◆ **EXERCISE PROMPT**:
Please return all lines in the listing holding the word "Visualization".

··· DATASET ENTRIES ···

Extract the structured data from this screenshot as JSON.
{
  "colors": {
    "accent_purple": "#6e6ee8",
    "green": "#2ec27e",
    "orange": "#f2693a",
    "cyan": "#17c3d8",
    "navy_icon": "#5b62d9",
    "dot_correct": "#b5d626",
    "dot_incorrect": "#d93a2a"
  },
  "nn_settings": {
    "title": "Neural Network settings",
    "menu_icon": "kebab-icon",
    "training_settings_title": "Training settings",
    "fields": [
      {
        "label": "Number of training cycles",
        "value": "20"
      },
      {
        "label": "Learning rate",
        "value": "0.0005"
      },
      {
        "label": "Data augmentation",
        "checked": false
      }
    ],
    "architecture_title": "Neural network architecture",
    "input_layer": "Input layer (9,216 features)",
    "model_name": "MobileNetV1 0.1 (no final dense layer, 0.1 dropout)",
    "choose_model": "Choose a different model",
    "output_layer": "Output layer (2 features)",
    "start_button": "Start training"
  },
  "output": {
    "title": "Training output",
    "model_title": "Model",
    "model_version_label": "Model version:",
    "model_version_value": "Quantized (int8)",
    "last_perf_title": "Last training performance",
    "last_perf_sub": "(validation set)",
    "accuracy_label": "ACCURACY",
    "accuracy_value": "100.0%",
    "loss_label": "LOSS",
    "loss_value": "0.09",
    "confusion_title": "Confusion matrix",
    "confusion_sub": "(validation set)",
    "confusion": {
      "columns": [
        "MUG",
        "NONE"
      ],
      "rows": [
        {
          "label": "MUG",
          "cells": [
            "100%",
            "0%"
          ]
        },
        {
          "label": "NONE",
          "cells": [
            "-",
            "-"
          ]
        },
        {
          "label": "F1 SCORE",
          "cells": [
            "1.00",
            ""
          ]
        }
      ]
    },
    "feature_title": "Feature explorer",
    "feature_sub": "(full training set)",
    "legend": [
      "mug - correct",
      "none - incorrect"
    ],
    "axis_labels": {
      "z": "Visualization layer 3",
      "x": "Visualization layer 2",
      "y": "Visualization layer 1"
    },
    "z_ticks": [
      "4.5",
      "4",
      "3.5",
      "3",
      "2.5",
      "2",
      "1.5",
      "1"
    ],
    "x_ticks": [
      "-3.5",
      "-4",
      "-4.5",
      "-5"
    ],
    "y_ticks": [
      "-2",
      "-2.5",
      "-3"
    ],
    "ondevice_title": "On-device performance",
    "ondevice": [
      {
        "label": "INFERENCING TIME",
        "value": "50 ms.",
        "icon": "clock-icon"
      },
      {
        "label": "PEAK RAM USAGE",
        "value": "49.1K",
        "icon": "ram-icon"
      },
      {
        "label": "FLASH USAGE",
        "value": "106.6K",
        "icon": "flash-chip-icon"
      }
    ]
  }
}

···

◆ **RESPONSE**:
      "z": "Visualization layer 3",
      "x": "Visualization layer 2",
      "y": "Visualization layer 1"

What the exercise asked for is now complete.